Your answer should be the full set of records, printed exactly as they stand.
——————————
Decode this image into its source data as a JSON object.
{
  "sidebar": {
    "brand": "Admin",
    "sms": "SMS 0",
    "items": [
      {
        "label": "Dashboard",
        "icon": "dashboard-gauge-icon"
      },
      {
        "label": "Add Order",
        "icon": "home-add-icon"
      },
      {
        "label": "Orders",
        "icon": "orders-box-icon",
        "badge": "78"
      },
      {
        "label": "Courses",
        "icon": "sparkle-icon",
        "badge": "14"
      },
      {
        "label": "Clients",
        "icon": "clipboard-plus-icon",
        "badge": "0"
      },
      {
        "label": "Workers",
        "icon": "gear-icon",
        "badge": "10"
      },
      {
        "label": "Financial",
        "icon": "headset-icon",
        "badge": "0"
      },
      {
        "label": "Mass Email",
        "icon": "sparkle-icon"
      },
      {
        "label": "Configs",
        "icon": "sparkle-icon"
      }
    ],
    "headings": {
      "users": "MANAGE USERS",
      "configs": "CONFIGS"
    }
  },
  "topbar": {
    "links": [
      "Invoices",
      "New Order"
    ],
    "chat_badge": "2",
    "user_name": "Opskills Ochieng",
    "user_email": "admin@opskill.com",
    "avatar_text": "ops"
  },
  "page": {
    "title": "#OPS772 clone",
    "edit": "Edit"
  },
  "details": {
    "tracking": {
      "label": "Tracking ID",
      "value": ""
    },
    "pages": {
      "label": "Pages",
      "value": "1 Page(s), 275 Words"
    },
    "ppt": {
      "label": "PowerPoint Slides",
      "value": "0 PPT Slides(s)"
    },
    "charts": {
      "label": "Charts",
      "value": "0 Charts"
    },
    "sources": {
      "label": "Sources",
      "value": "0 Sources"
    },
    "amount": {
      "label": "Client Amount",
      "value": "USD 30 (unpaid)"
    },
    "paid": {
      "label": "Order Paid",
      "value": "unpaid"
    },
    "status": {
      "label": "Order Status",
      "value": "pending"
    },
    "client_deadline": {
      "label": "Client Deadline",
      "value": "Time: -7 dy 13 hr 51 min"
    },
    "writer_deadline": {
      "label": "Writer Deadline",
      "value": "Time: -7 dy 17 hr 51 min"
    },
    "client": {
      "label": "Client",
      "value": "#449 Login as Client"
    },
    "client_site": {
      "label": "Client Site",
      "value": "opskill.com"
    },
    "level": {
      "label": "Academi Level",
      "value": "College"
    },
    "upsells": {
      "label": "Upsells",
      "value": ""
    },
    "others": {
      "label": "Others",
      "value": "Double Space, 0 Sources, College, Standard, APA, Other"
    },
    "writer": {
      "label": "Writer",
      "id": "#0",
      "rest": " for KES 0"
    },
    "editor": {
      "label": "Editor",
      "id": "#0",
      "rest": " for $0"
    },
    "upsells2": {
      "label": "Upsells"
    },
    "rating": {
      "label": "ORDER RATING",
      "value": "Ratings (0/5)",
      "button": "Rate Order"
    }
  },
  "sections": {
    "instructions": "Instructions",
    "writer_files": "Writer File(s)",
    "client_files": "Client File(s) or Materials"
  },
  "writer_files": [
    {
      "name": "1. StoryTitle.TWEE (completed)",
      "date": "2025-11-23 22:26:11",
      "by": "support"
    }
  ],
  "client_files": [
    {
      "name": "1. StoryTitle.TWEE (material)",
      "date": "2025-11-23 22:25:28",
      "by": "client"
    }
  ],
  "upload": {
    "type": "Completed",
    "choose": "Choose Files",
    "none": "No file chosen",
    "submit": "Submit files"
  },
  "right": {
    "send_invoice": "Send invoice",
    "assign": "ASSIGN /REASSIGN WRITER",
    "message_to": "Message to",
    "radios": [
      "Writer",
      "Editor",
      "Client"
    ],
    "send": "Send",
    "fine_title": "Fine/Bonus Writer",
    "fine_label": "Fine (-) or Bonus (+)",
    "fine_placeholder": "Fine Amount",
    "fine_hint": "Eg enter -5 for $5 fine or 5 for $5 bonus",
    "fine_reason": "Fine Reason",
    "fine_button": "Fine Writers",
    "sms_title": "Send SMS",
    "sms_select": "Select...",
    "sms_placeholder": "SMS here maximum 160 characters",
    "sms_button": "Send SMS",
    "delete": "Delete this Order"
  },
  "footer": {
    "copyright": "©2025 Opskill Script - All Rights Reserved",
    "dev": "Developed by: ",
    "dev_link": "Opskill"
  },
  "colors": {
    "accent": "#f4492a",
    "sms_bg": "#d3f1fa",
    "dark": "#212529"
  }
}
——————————
- [RESPONSE]
Decode this image into its source data as a JSON object.
{
  "sidebar": {
    "brand": "Admin",
    "sms": "SMS 0",
    "items": [
      {
        "label": "Dashboard",
        "icon": "dashboard-gauge-icon"
      },
      {
        "label": "Add Order",
        "icon": "home-add-icon"
      },
      {
        "label": "Orders",
        "icon": "orders-box-icon",
        "badge": "78"
      },
      {
        "label": "Courses",
        "icon": "sparkle-icon",
        "badge": "14"
      },
      {
        "label": "Clients",
        "icon": "clipboard-plus-icon",
        "badge": "0"
      },
      {
        "label": "Workers",
        "icon": "gear-icon",
        "badge": "10"
      },
      {
        "label": "Financial",
        "icon": "headset-icon",
        "badge": "0"
      },
      {
        "label": "Mass Email",
        "icon": "sparkle-icon"
      },
      {
        "label": "Configs",
        "icon": "sparkle-icon"
      }
    ],
    "headings": {
      "users": "MANAGE USERS",
      "configs": "CONFIGS"
    }
  },
  "topbar": {
    "links": [
      "Invoices",
      "New Order"
    ],
    "chat_badge": "2",
    "user_name": "Opskills Ochieng",
    "user_email": "admin@opskill.com",
    "avatar_text": "ops"
  },
  "page": {
    "title": "#OPS772 clone",
    "edit": "Edit"
  },
  "details": {
    "tracking": {
      "label": "Tracking ID",
      "value": ""
    },
    "pages": {
      "label": "Pages",
      "value": "1 Page(s), 275 Words"
    },
    "ppt": {
      "label": "PowerPoint Slides",
      "value": "0 PPT Slides(s)"
    },
    "charts": {
      "label": "Charts",
      "value": "0 Charts"
    },
    "sources": {
      "label": "Sources",
      "value": "0 Sources"
    },
    "amount": {
      "label": "Client Amount",
      "value": "USD 30 (unpaid)"
    },
    "paid": {
      "label": "Order Paid",
      "value": "unpaid"
    },
    "status": {
      "label": "Order Status",
      "value": "pending"
    },
    "client_deadline": {
      "label": "Client Deadline",
      "value": "Time: -7 dy 13 hr 51 min"
    },
    "writer_deadline": {
      "label": "Writer Deadline",
      "value": "Time: -7 dy 17 hr 51 min"
    },
    "client": {
      "label": "Client",
      "value": "#449 Login as Client"
    },
    "client_site": {
      "label": "Client Site",
      "value": "opskill.com"
    },
    "level": {
      "label": "Academi Level",
      "value": "College"
    },
    "upsells": {
      "label": "Upsells",
      "value": ""
    },
    "others": {
      "label": "Others",
      "value": "Double Space, 0 Sources, College, Standard, APA, Other"
    },
    "writer": {
      "label": "Writer",
      "id": "#0",
      "rest": " for KES 0"
    },
    "editor": {
      "label": "Editor",
      "id": "#0",
      "rest": " for $0"
    },
    "upsells2": {
      "label": "Upsells"
    },
    "rating": {
      "label": "ORDER RATING",
      "value": "Ratings (0/5)",
      "button": "Rate Order"
    }
  },
  "sections": {
    "instructions": "Instructions",
    "writer_files": "Writer File(s)",
    "client_files": "Client File(s) or Materials"
  },
  "writer_files": [
    {
      "name": "1. StoryTitle.TWEE (completed)",
      "date": "2025-11-23 22:26:11",
      "by": "support"
    }
  ],
  "client_files": [
    {
      "name": "1. StoryTitle.TWEE (material)",
      "date": "2025-11-23 22:25:28",
      "by": "client"
    }
  ],
  "upload": {
    "type": "Completed",
    "choose": "Choose Files",
    "none": "No file chosen",
    "submit": "Submit files"
  },
  "right": {
    "send_invoice": "Send invoice",
    "assign": "ASSIGN /REASSIGN WRITER",
    "message_to": "Message to",
    "radios": [
      "Writer",
      "Editor",
      "Client"
    ],
    "send": "Send",
    "fine_title": "Fine/Bonus Writer",
    "fine_label": "Fine (-) or Bonus (+)",
    "fine_placeholder": "Fine Amount",
    "fine_hint": "Eg enter -5 for $5 fine or 5 for $5 bonus",
    "fine_reason": "Fine Reason",
    "fine_button": "Fine Writers",
    "sms_title": "Send SMS",
    "sms_select": "Select...",
    "sms_placeholder": "SMS here maximum 160 characters",
    "sms_button": "Send SMS",
    "delete": "Delete this Order"
  },
  "footer": {
    "copyright": "©2025 Opskill Script - All Rights Reserved",
    "dev": "Developed by: ",
    "dev_link": "Opskill"
  },
  "colors": {
    "accent": "#f4492a",
    "sms_bg": "#d3f1fa",
    "dark": "#212529"
  }
}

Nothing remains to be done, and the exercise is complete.